===== Dataset content

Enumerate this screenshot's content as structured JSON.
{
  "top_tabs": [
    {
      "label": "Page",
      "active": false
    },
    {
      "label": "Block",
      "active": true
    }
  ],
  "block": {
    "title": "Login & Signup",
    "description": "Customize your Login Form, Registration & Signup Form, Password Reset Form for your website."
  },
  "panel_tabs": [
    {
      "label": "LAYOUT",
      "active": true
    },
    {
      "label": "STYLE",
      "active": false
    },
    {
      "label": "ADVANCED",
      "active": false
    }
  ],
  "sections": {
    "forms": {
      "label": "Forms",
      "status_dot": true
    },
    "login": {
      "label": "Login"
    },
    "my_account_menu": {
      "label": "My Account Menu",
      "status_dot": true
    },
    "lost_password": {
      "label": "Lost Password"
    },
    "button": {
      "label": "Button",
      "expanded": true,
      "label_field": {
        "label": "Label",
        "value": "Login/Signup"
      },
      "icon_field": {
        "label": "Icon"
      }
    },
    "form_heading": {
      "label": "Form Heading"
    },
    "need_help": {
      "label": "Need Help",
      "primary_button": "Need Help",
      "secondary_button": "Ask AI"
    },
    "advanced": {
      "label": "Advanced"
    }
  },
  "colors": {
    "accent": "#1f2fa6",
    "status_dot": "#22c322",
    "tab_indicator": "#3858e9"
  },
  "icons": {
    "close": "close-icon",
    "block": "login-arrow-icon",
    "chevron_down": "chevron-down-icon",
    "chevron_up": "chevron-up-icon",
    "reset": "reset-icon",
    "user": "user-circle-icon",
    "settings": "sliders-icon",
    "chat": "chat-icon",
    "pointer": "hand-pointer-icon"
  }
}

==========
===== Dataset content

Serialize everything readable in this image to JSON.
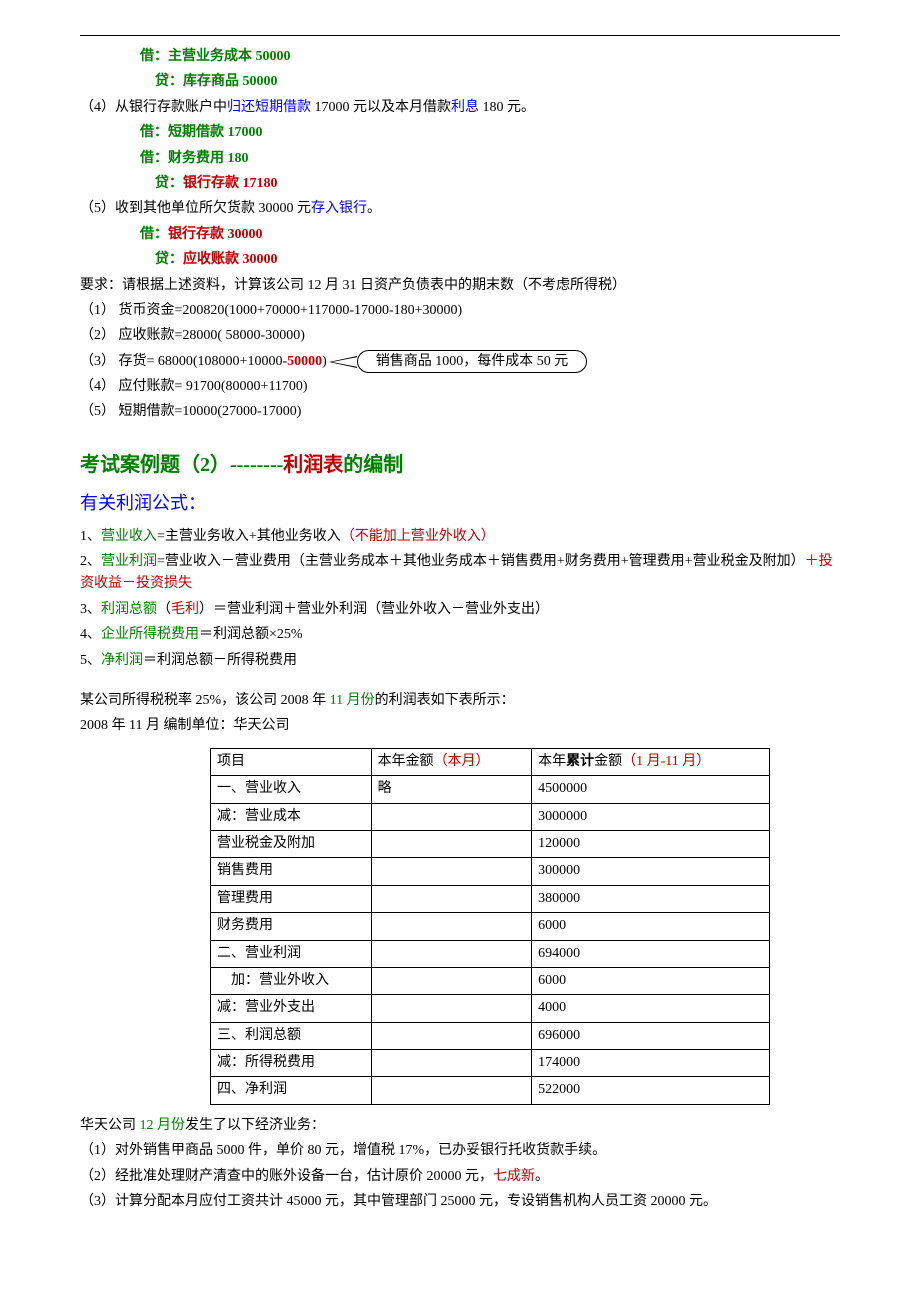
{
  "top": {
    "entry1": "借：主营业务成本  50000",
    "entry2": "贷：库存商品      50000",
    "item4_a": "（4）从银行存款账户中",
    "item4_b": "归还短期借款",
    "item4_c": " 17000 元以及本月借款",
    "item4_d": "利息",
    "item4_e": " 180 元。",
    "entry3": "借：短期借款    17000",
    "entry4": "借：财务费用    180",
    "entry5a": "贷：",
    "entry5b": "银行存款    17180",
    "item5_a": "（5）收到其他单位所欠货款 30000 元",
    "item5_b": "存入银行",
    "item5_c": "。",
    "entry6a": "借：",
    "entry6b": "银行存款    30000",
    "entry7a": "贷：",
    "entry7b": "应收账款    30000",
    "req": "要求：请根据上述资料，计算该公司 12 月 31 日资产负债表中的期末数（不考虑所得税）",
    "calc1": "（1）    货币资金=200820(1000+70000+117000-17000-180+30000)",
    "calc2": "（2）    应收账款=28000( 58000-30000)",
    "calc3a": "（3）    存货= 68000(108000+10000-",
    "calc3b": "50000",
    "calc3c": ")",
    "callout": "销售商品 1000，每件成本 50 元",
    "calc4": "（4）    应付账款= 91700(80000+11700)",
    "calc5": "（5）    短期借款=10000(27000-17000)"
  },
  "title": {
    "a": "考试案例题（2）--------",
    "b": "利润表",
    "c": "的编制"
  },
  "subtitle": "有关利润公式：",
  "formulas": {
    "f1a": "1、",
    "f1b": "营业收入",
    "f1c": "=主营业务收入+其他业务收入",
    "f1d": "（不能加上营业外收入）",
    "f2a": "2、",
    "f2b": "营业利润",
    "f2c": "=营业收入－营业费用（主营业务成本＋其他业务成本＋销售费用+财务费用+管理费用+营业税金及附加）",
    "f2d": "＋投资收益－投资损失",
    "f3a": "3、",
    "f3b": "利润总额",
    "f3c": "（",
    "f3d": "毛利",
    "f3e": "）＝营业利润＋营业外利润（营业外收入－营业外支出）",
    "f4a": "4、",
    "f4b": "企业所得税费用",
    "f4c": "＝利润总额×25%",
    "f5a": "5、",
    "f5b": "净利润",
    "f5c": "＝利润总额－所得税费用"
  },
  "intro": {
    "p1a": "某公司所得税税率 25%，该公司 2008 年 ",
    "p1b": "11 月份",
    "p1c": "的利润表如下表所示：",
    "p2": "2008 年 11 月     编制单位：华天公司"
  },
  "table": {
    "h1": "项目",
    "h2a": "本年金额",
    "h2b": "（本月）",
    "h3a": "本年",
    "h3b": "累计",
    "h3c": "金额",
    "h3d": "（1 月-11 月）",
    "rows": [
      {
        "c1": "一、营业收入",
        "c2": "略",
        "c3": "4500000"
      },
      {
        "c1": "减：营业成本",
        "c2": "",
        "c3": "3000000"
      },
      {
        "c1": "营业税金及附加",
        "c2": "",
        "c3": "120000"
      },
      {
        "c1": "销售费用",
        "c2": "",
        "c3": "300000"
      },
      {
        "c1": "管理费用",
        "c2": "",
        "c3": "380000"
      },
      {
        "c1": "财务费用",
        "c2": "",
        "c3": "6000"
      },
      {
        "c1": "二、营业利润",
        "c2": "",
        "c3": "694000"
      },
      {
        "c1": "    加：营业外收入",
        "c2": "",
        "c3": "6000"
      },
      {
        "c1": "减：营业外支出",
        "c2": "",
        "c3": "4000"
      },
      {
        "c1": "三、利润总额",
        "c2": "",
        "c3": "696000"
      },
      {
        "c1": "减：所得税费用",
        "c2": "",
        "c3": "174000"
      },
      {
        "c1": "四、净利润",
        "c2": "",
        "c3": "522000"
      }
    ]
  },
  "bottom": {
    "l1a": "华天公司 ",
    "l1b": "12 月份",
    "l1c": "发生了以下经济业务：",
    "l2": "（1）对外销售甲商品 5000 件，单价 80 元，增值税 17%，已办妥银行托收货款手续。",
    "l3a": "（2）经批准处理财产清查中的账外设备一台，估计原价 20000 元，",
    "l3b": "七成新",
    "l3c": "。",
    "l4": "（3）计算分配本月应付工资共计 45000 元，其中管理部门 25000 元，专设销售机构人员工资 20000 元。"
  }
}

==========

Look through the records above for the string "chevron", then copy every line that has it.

Answer for this exercise:
    "chevron_down": "chevron-down-icon",
    "chevron_up": "chevron-up-icon",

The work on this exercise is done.